This happy scenario will, of course, end if the Tax Information Network (TIN) is used effectively to track all deposits exceeding Rs10,000. Today, the TIN data is used mainly in cases that come up for scrutiny. Also, without the active connivance of banks, it will be impossible for foreign citizens to open new bank accounts in India if the Know Your Customer (KYC) data is correctly scrutinised. However, rampant corruption in the tax department and the pressure on bank managers to meet impossibly high targets will always offer plenty of opportunities to continue to maintain dubious tax-dodging accounts. In HSBC’s case, the deposit was apparently canvassed through its two NRI cells in the US (which have been quickly shut down after the investigation began). This can only mean that Mr Dahake was lured through deliberate mis-selling.

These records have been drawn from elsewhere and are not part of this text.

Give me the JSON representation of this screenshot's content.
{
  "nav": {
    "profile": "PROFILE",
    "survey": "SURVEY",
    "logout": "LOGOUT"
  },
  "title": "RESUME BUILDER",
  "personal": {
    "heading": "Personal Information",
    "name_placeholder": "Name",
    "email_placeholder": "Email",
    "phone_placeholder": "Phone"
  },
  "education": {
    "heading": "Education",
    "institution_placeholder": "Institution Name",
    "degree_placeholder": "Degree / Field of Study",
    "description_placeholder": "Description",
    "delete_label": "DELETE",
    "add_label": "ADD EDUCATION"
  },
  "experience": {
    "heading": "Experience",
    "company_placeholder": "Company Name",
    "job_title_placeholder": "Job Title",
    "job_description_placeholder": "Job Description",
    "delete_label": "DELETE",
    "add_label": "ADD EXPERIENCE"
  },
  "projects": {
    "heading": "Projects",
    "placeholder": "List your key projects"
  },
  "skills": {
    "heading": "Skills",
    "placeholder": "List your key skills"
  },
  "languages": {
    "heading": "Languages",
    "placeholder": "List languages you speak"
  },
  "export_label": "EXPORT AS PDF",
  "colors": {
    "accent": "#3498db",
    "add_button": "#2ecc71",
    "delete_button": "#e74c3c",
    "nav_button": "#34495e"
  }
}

The question then is: Will the US (or, for that matter, Canada, Australia and New Zealand) succeed in extracting their legitimate tax dues from Indians who have become citizens of those countries for economic benefit? It seems difficult. They will need to pressure the Indian government to get domestic banks to part with the information—definitely for banks that did not actively canvass tax-evasion through NRI deposits. It is hard to imagine that such cooperation will be anything more than lip-service, given the rampant corruption in India. Has our government ensured that its citizens pay taxes correctly? The number of taxpayers in India is laughable compared to the spending patterns in urban India. Our enforcement agencies allow massive malls selling only ‘smuggled goods’ to operate openly without any action; citizens’ lament about the high cash component in realty has been ignored since Independence and jewellers dotting every part of India are not touched, although most of their business is in cash. After all, the biggest tax-evaders are our politicians and government officials who need cash to buy votes or appointments to ‘lucrative’ posts.
Also, it is hard to imagine that the US will get serious cooperation from the Indian government for tracking its relatively small pool of tax-evaded money sitting in Indian banks, when it is doing nothing to bring back billions of dollars of money stashed overseas by the richest Indian businessmen, politicians and bureaucrats. Even civil society, which is fighting corruption in India, will be more concerned about Indian money stashed in global tax havens. As for HSBC’s shady role in the US tax dodge—that is altogether another matter and is discussed elsewhere in this issue.
(This article was first published in the Moneylife magazine edition dated 5 May 2011.)